DBA: The Simplest Form of Business

Simplicity is probably the biggest benefit of forming a DBA. It involves less paperwork, fewer rules and regulations, and lower upfront and ongoing costs than an LLC or corporation. DBAs are a popular choice for small business owners seeking a no-fuss startup process that minimizes expenses. While forming an LLC isn’t complicated or expensive, DBAs simply streamline the process.

Reasons to Have a Fictitious Name

Choosing a fictitious name for your business allows you to better brand and market your company, helping to attract more customers. For example, if you start a one-person consulting firm, you’ll probably have more success with a business name like “Sarah Smith Consulting” or “Top Choice Consulting” than you would by calling the business “Sarah Smith.” A fictitious business name makes your company sound more professional, trustworthy, and memorable to potential customers.

From a more practical standpoint, you also may need a fictitious name in order to open a business bank account or add your business listing to certain directories.


Differences Between an LLC and a DBA

While both are relatively simple to form, the differences between LLCs and DBAs greatly outweigh their similarities. Here’s an overview of the most significant differences:

Personal Liability

Personal liability is probably the most significant difference between DBAs and LLCs. With a DBA, there’s no legal separation between the business and the business owner. That means if the business incurs debt or must pay damages awarded in a lawsuit, the owner’s personal finances could be at risk.

An LLC provides a layer of legal protection between the business and its owners, keeping personal bank accounts and assets like cars or real estate out of harm’s way in the event the business faces financial trouble. This greatly reduces an owner’s risk level, especially as the business grows.

Entity vs. Assumed Name

An LLC has an entity name, which acts as a separate legal entity. An assumed (or fictitious) name, which is what a DBA effectively creates, is not a separate legal entity.

Registration Process

While the registration process for both LLCs and DBAs varies by state and is not overly complicated, it’s typically simpler to register a DBA. In fact, some states don’t even require you to register an assumed name for business use. Some states require DBA registration at the state level, but you often can register a DBA with the county or city in which it operates. This typically involves a short form and a relatively small registration fee.

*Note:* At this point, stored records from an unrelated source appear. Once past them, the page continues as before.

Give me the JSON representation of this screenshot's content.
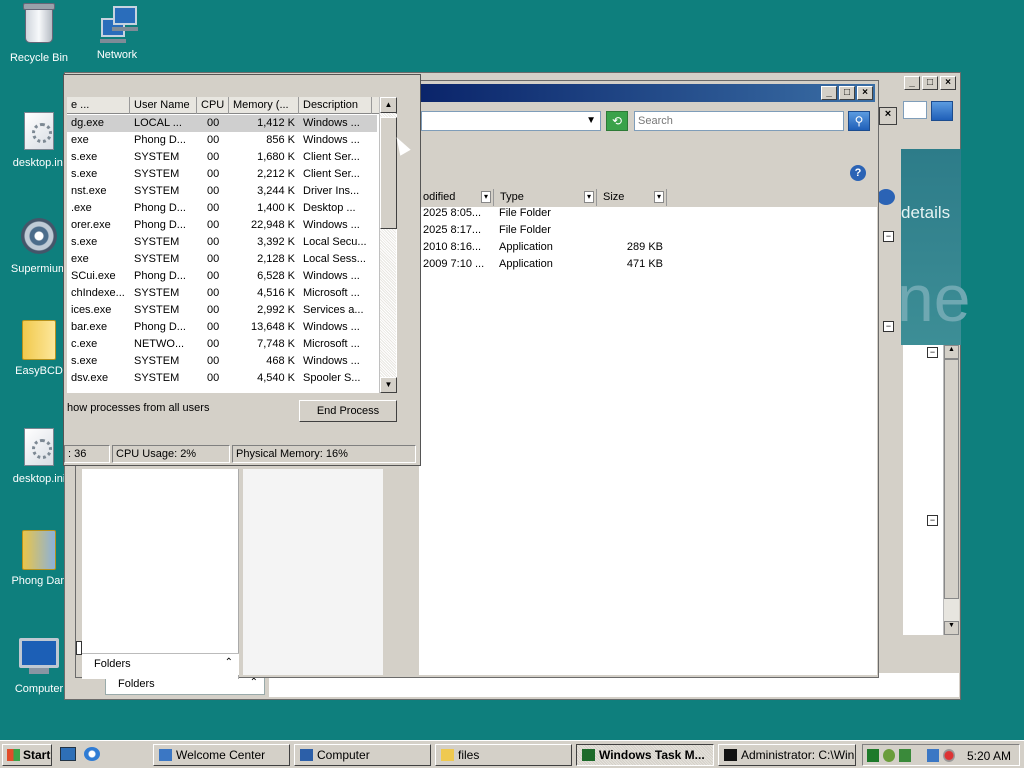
{
  "desktop": {
    "icons": [
      {
        "label": "Recycle Bin",
        "icon": "recycle-bin-icon"
      },
      {
        "label": "Network",
        "icon": "network-icon"
      },
      {
        "label": "desktop.ini",
        "icon": "config-file-icon"
      },
      {
        "label": "Supermium",
        "icon": "browser-icon"
      },
      {
        "label": "EasyBCD",
        "icon": "folder-icon"
      },
      {
        "label": "desktop.ini",
        "icon": "config-file-icon"
      },
      {
        "label": "Phong Dan",
        "icon": "user-folder-icon"
      },
      {
        "label": "Computer",
        "icon": "computer-icon"
      }
    ]
  },
  "back_window": {
    "details_text": "details",
    "big_text": "ne",
    "folders_label": "Folders"
  },
  "explorer": {
    "search_placeholder": "Search",
    "columns": [
      {
        "label": "odified"
      },
      {
        "label": "Type"
      },
      {
        "label": "Size"
      }
    ],
    "files": [
      {
        "modified": "2025 8:05...",
        "type": "File Folder",
        "size": ""
      },
      {
        "modified": "2025 8:17...",
        "type": "File Folder",
        "size": ""
      },
      {
        "modified": "2010 8:16...",
        "type": "Application",
        "size": "289 KB"
      },
      {
        "modified": "2009 7:10 ...",
        "type": "Application",
        "size": "471 KB"
      }
    ],
    "folders_label": "Folders"
  },
  "task_manager": {
    "columns": [
      "e ...",
      "User Name",
      "CPU",
      "Memory (...",
      "Description"
    ],
    "processes": [
      {
        "name": "dg.exe",
        "user": "LOCAL ...",
        "cpu": "00",
        "mem": "1,412 K",
        "desc": "Windows ...",
        "selected": true
      },
      {
        "name": "exe",
        "user": "Phong D...",
        "cpu": "00",
        "mem": "856 K",
        "desc": "Windows ..."
      },
      {
        "name": "s.exe",
        "user": "SYSTEM",
        "cpu": "00",
        "mem": "1,680 K",
        "desc": "Client Ser..."
      },
      {
        "name": "s.exe",
        "user": "SYSTEM",
        "cpu": "00",
        "mem": "2,212 K",
        "desc": "Client Ser..."
      },
      {
        "name": "nst.exe",
        "user": "SYSTEM",
        "cpu": "00",
        "mem": "3,244 K",
        "desc": "Driver Ins..."
      },
      {
        "name": ".exe",
        "user": "Phong D...",
        "cpu": "00",
        "mem": "1,400 K",
        "desc": "Desktop ..."
      },
      {
        "name": "orer.exe",
        "user": "Phong D...",
        "cpu": "00",
        "mem": "22,948 K",
        "desc": "Windows ..."
      },
      {
        "name": "s.exe",
        "user": "SYSTEM",
        "cpu": "00",
        "mem": "3,392 K",
        "desc": "Local Secu..."
      },
      {
        "name": "exe",
        "user": "SYSTEM",
        "cpu": "00",
        "mem": "2,128 K",
        "desc": "Local Sess..."
      },
      {
        "name": "SCui.exe",
        "user": "Phong D...",
        "cpu": "00",
        "mem": "6,528 K",
        "desc": "Windows ..."
      },
      {
        "name": "chIndexe...",
        "user": "SYSTEM",
        "cpu": "00",
        "mem": "4,516 K",
        "desc": "Microsoft ..."
      },
      {
        "name": "ices.exe",
        "user": "SYSTEM",
        "cpu": "00",
        "mem": "2,992 K",
        "desc": "Services a..."
      },
      {
        "name": "bar.exe",
        "user": "Phong D...",
        "cpu": "00",
        "mem": "13,648 K",
        "desc": "Windows ..."
      },
      {
        "name": "c.exe",
        "user": "NETWO...",
        "cpu": "00",
        "mem": "7,748 K",
        "desc": "Microsoft ..."
      },
      {
        "name": "s.exe",
        "user": "SYSTEM",
        "cpu": "00",
        "mem": "468 K",
        "desc": "Windows ..."
      },
      {
        "name": "dsv.exe",
        "user": "SYSTEM",
        "cpu": "00",
        "mem": "4,540 K",
        "desc": "Spooler S..."
      }
    ],
    "show_all_label": "how processes from all users",
    "end_process_label": "End Process",
    "status": {
      "processes": ": 36",
      "cpu": "CPU Usage: 2%",
      "memory": "Physical Memory: 16%"
    }
  },
  "taskbar": {
    "start_label": "Start",
    "items": [
      {
        "label": "Welcome Center",
        "active": false
      },
      {
        "label": "Computer",
        "active": false
      },
      {
        "label": "files",
        "active": false
      },
      {
        "label": "Windows Task M...",
        "active": true
      },
      {
        "label": "Administrator: C:\\Win...",
        "active": false
      }
    ],
    "clock": "5:20 AM"
  }
}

In contrast, you must register LLCs at the state level — often with the secretary of state. This typically requires you to file a document called the Articles of Organization (or a similar name, such as Certificate of Formation) that outlines general information about your business. You’ll also need to pay a registration fee. LLCs also must have an appointed registered agent for the company. This can be a member of the LLC or you can hire a professional, third-party service.

Associated Fees

While fees also vary by state, they typically cost less for DBAs than for LLCs. The cost of registering a DBA, for example, usually ranges from $10 to $100 while registering an LLC can cost between $100 and $800. In addition to differences in registration and renewal fees, LLCs often must pay state taxes — which can greatly increase the cost of doing business.

Taxes

DBAs don’t receive any sort of tax advantages. Because a DBA isn’t a separate legal entity, its tax status is the same as its owner’s. Owners of LLCs, on the other hand, have several options for the taxation of their business by designating the company as a sole proprietorship, corporation, or partnership. This flexibility enables LLC owners to decide which tax status makes the most sense for their business.


Securing a DBA for Your LLC

DBA structures aren’t just for individual business owners. In fact, an existing LLC can create its own DBA. One reason an LLC might decide to do that is if it wants to expand and offer a new service or focus on a particular demographic. A DBA would allow the LLC to create a separate brand for this business line. Doing so would combine the simplicity of forming a DBA with the personal liability protection and tax advantages of an LLC. It’s important to remember, however, that the LLC itself remains financially liable for the DBA.


Conclusion

So which is better, a DBA or an LLC? Ultimately, that depends on the unique characteristics of a business and its owners. LLCs offer more tax options and liability protection, but they also come with more paperwork and higher costs. Closely examine all possible options and speak with a third-party professional, such as an accountant or lawyer, to help ensure you pick the best structure for your new business.